## What the task asks
I would like the records restated word for word, without the pictures.

Data to process Block Start

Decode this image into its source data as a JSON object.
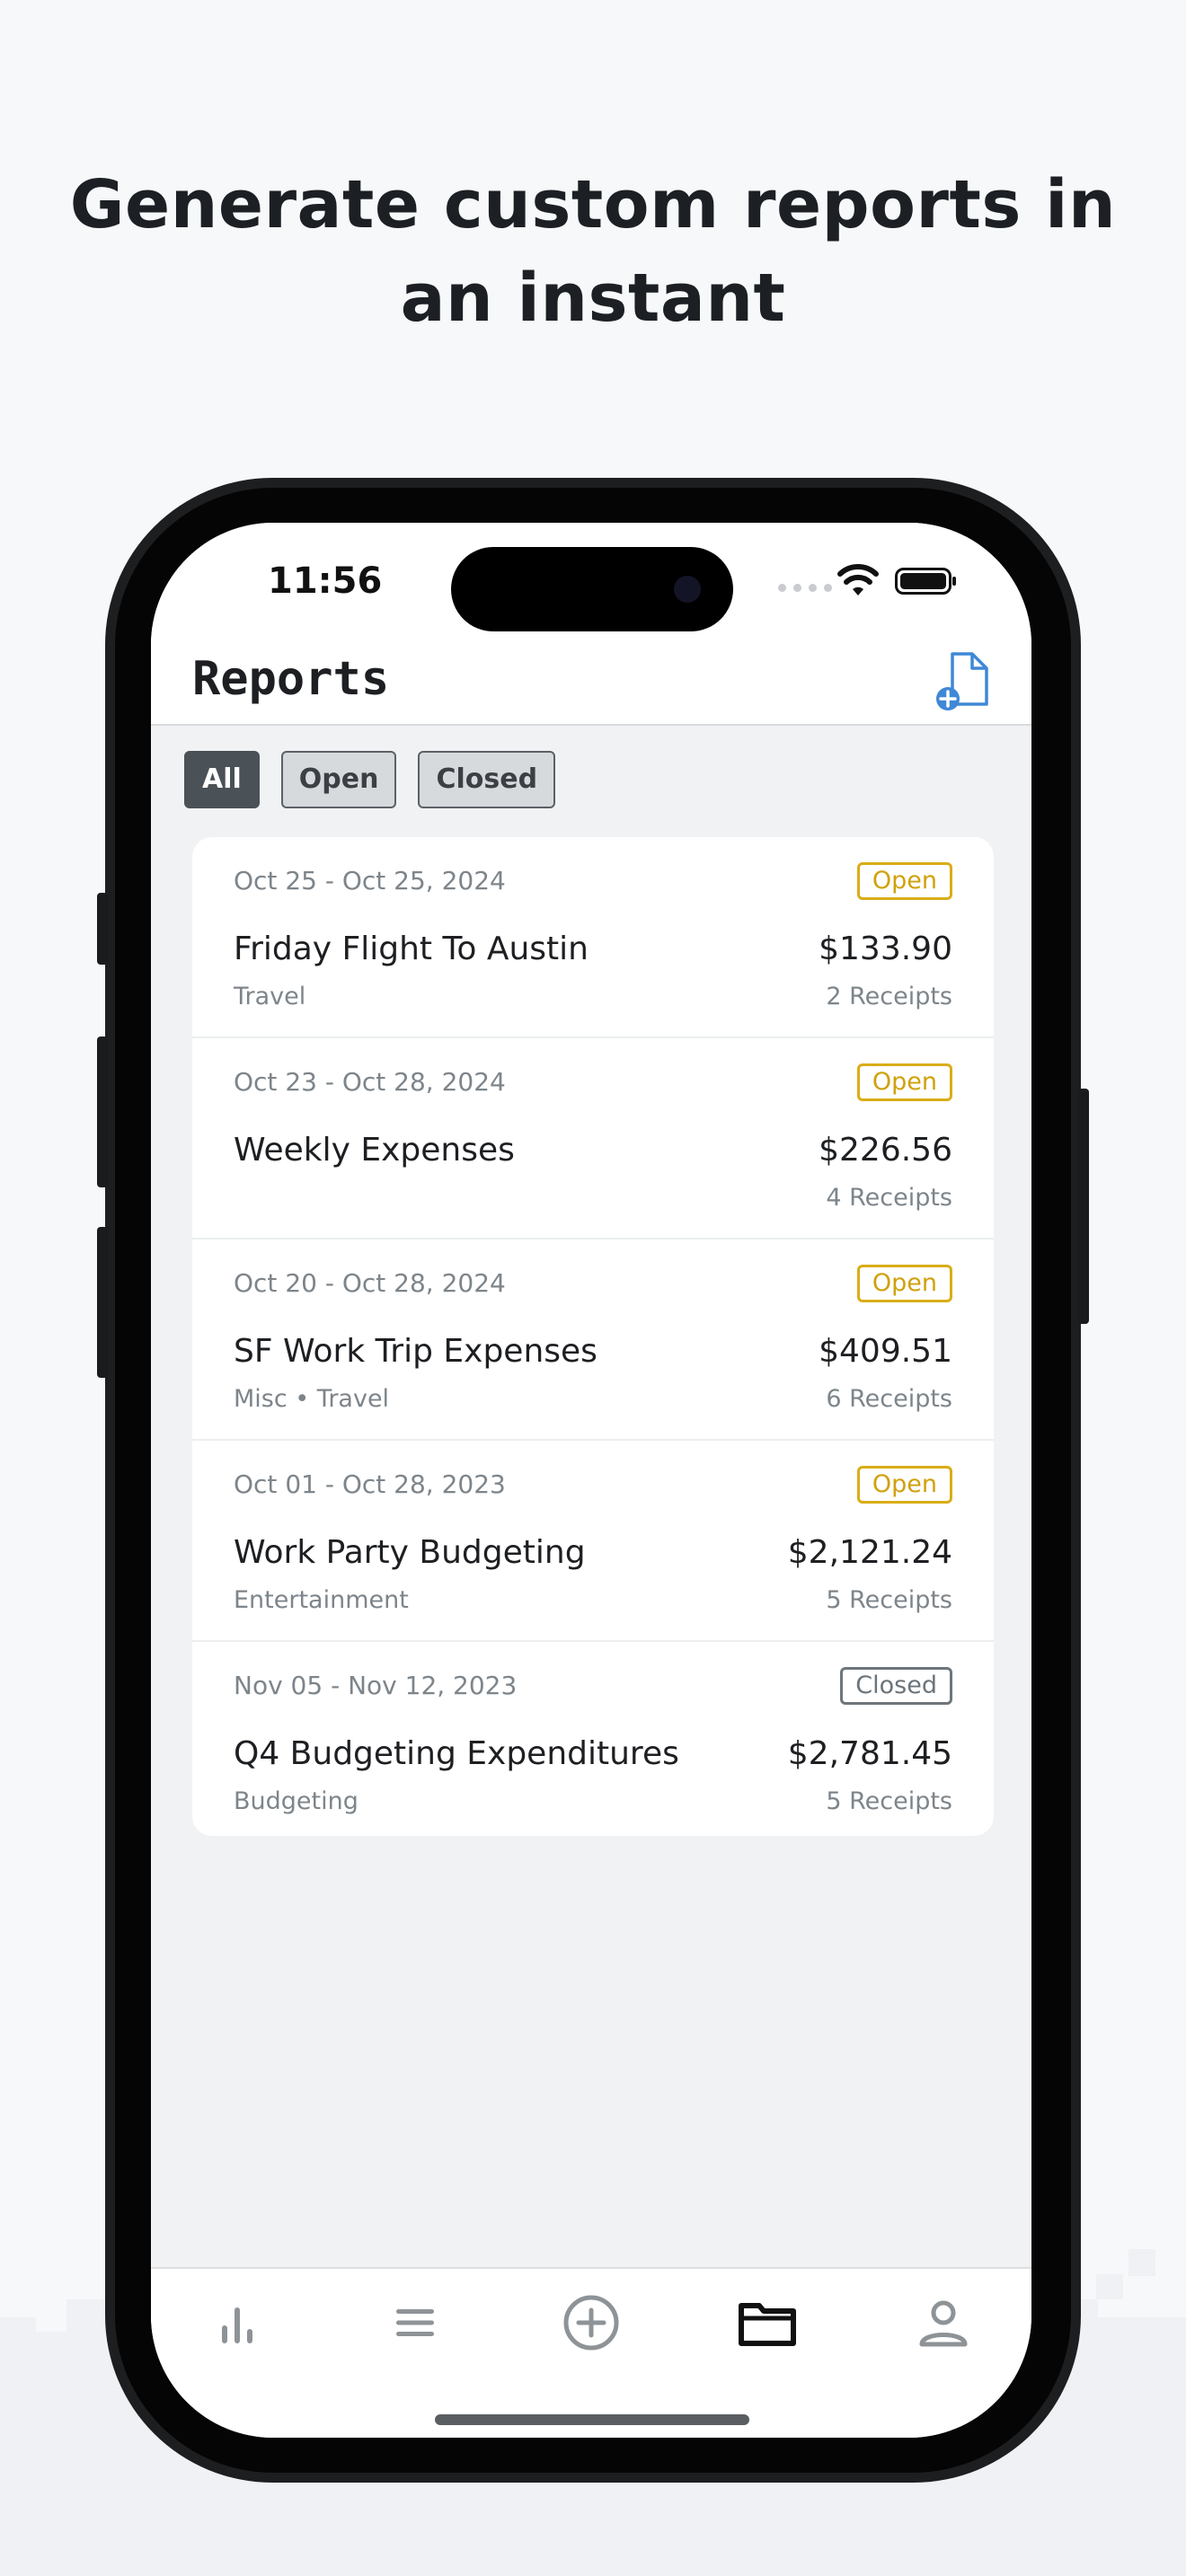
{
  "headline": {
    "line1": "Generate custom reports in",
    "line2": "an instant"
  },
  "status_bar": {
    "time": "11:56"
  },
  "nav": {
    "title": "Reports",
    "new_report_icon": "new-report-document-plus-icon"
  },
  "filters": [
    {
      "label": "All",
      "active": true
    },
    {
      "label": "Open",
      "active": false
    },
    {
      "label": "Closed",
      "active": false
    }
  ],
  "reports": [
    {
      "date_range": "Oct 25 - Oct 25, 2024",
      "status": "Open",
      "name": "Friday Flight To Austin",
      "amount": "$133.90",
      "category": "Travel",
      "receipts": "2 Receipts"
    },
    {
      "date_range": "Oct 23 - Oct 28, 2024",
      "status": "Open",
      "name": "Weekly Expenses",
      "amount": "$226.56",
      "category": "",
      "receipts": "4 Receipts"
    },
    {
      "date_range": "Oct 20 - Oct 28, 2024",
      "status": "Open",
      "name": "SF Work Trip Expenses",
      "amount": "$409.51",
      "category": "Misc • Travel",
      "receipts": "6 Receipts"
    },
    {
      "date_range": "Oct 01 - Oct 28, 2023",
      "status": "Open",
      "name": "Work Party Budgeting",
      "amount": "$2,121.24",
      "category": "Entertainment",
      "receipts": "5 Receipts"
    },
    {
      "date_range": "Nov 05 - Nov 12, 2023",
      "status": "Closed",
      "name": "Q4 Budgeting Expenditures",
      "amount": "$2,781.45",
      "category": "Budgeting",
      "receipts": "5 Receipts"
    }
  ],
  "tab_bar": {
    "tabs": [
      {
        "icon": "bar-chart-icon",
        "active": false
      },
      {
        "icon": "list-icon",
        "active": false
      },
      {
        "icon": "plus-circle-icon",
        "active": false
      },
      {
        "icon": "folder-icon",
        "active": true
      },
      {
        "icon": "person-icon",
        "active": false
      }
    ]
  },
  "colors": {
    "open_badge": "#d9ad17",
    "closed_badge": "#6d767c",
    "accent_blue": "#3f88d6",
    "active_chip": "#4a5157"
  }
}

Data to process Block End

## Expected answer
Decode this image into its source data as a JSON object.
{
  "headline": {
    "line1": "Generate custom reports in",
    "line2": "an instant"
  },
  "status_bar": {
    "time": "11:56"
  },
  "nav": {
    "title": "Reports",
    "new_report_icon": "new-report-document-plus-icon"
  },
  "filters": [
    {
      "label": "All",
      "active": true
    },
    {
      "label": "Open",
      "active": false
    },
    {
      "label": "Closed",
      "active": false
    }
  ],
  "reports": [
    {
      "date_range": "Oct 25 - Oct 25, 2024",
      "status": "Open",
      "name": "Friday Flight To Austin",
      "amount": "$133.90",
      "category": "Travel",
      "receipts": "2 Receipts"
    },
    {
      "date_range": "Oct 23 - Oct 28, 2024",
      "status": "Open",
      "name": "Weekly Expenses",
      "amount": "$226.56",
      "category": "",
      "receipts": "4 Receipts"
    },
    {
      "date_range": "Oct 20 - Oct 28, 2024",
      "status": "Open",
      "name": "SF Work Trip Expenses",
      "amount": "$409.51",
      "category": "Misc • Travel",
      "receipts": "6 Receipts"
    },
    {
      "date_range": "Oct 01 - Oct 28, 2023",
      "status": "Open",
      "name": "Work Party Budgeting",
      "amount": "$2,121.24",
      "category": "Entertainment",
      "receipts": "5 Receipts"
    },
    {
      "date_range": "Nov 05 - Nov 12, 2023",
      "status": "Closed",
      "name": "Q4 Budgeting Expenditures",
      "amount": "$2,781.45",
      "category": "Budgeting",
      "receipts": "5 Receipts"
    }
  ],
  "tab_bar": {
    "tabs": [
      {
        "icon": "bar-chart-icon",
        "active": false
      },
      {
        "icon": "list-icon",
        "active": false
      },
      {
        "icon": "plus-circle-icon",
        "active": false
      },
      {
        "icon": "folder-icon",
        "active": true
      },
      {
        "icon": "person-icon",
        "active": false
      }
    ]
  },
  "colors": {
    "open_badge": "#d9ad17",
    "closed_badge": "#6d767c",
    "accent_blue": "#3f88d6",
    "active_chip": "#4a5157"
  }
}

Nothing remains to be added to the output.